(Collection entries)

_ _ _ _

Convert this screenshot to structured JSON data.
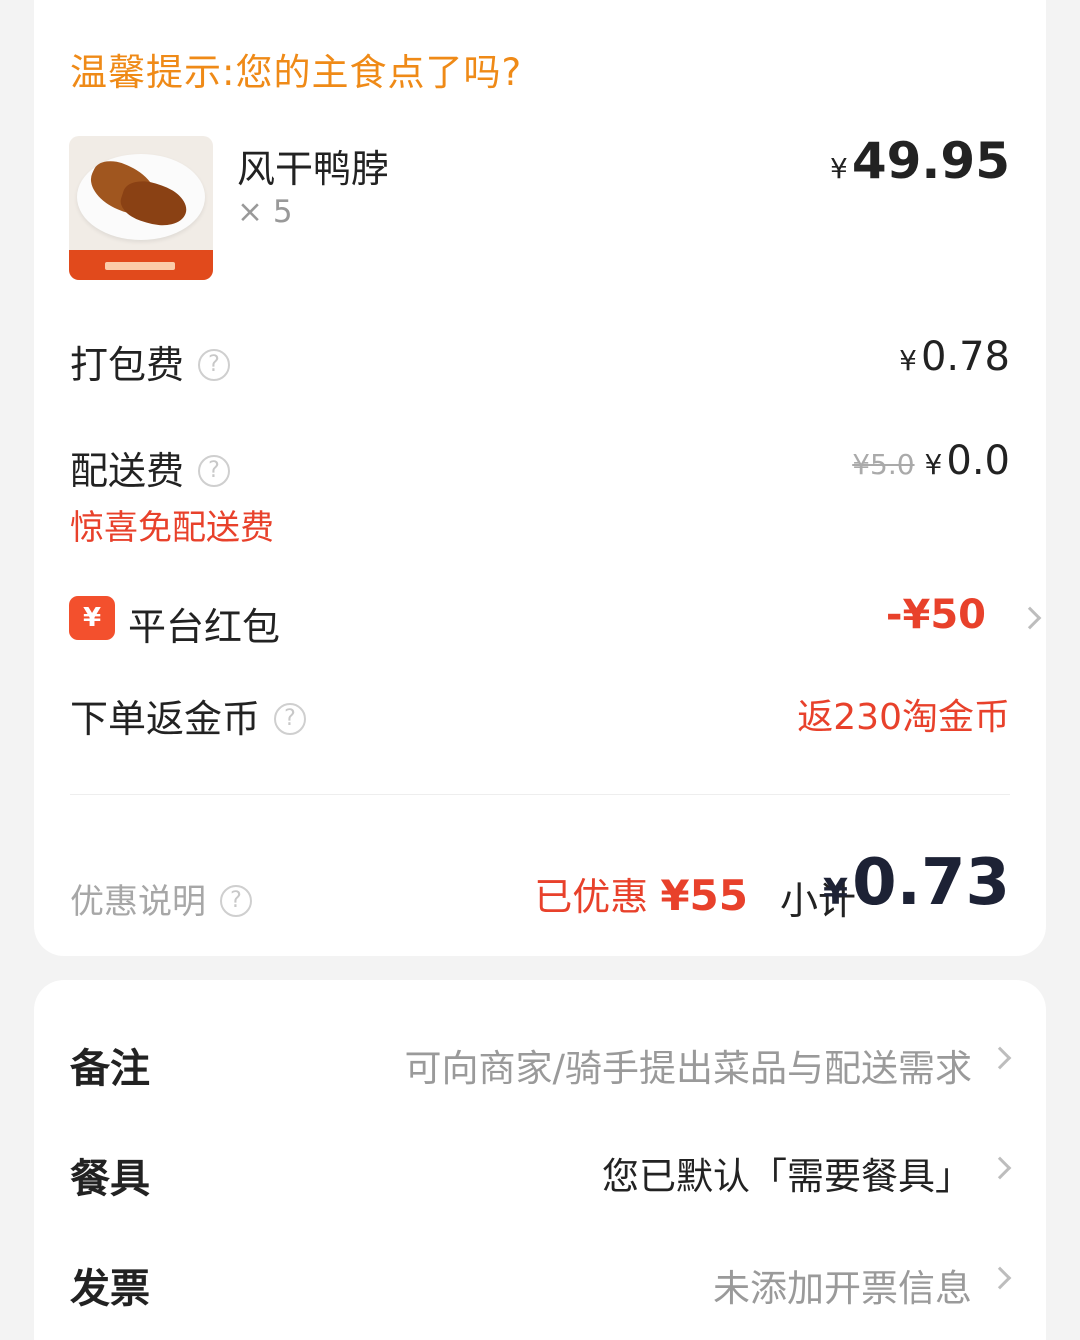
{
  "order": {
    "tip": "温馨提示:您的主食点了吗?",
    "item": {
      "name": "风干鸭脖",
      "quantity": "× 5",
      "currency": "¥",
      "price": "49.95",
      "image_icon": "food-image"
    },
    "packaging": {
      "label": "打包费",
      "currency": "¥",
      "value": "0.78"
    },
    "delivery": {
      "label": "配送费",
      "original": "¥5.0",
      "currency": "¥",
      "value": "0.0",
      "promo": "惊喜免配送费"
    },
    "red_packet": {
      "icon_text": "¥",
      "label": "平台红包",
      "value": "-¥50"
    },
    "coins": {
      "label": "下单返金币",
      "value": "返230淘金币"
    },
    "summary": {
      "promo_label": "优惠说明",
      "saved_prefix": "已优惠",
      "saved_value": "¥55",
      "subtotal_label": "小计",
      "currency": "¥",
      "subtotal_value": "0.73"
    }
  },
  "extras": {
    "remark": {
      "label": "备注",
      "value": "可向商家/骑手提出菜品与配送需求"
    },
    "cutlery": {
      "label": "餐具",
      "value": "您已默认「需要餐具」"
    },
    "invoice": {
      "label": "发票",
      "value": "未添加开票信息"
    }
  },
  "colors": {
    "accent_orange": "#ef8a17",
    "accent_red": "#e8412b",
    "text_dark": "#222222",
    "text_muted": "#a7a7a7"
  }
}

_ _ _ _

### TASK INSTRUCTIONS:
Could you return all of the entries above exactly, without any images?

### ANSWER SECTION:
Convert this screenshot to structured JSON data.
{
  "order": {
    "tip": "温馨提示:您的主食点了吗?",
    "item": {
      "name": "风干鸭脖",
      "quantity": "× 5",
      "currency": "¥",
      "price": "49.95",
      "image_icon": "food-image"
    },
    "packaging": {
      "label": "打包费",
      "currency": "¥",
      "value": "0.78"
    },
    "delivery": {
      "label": "配送费",
      "original": "¥5.0",
      "currency": "¥",
      "value": "0.0",
      "promo": "惊喜免配送费"
    },
    "red_packet": {
      "icon_text": "¥",
      "label": "平台红包",
      "value": "-¥50"
    },
    "coins": {
      "label": "下单返金币",
      "value": "返230淘金币"
    },
    "summary": {
      "promo_label": "优惠说明",
      "saved_prefix": "已优惠",
      "saved_value": "¥55",
      "subtotal_label": "小计",
      "currency": "¥",
      "subtotal_value": "0.73"
    }
  },
  "extras": {
    "remark": {
      "label": "备注",
      "value": "可向商家/骑手提出菜品与配送需求"
    },
    "cutlery": {
      "label": "餐具",
      "value": "您已默认「需要餐具」"
    },
    "invoice": {
      "label": "发票",
      "value": "未添加开票信息"
    }
  },
  "colors": {
    "accent_orange": "#ef8a17",
    "accent_red": "#e8412b",
    "text_dark": "#222222",
    "text_muted": "#a7a7a7"
  }
}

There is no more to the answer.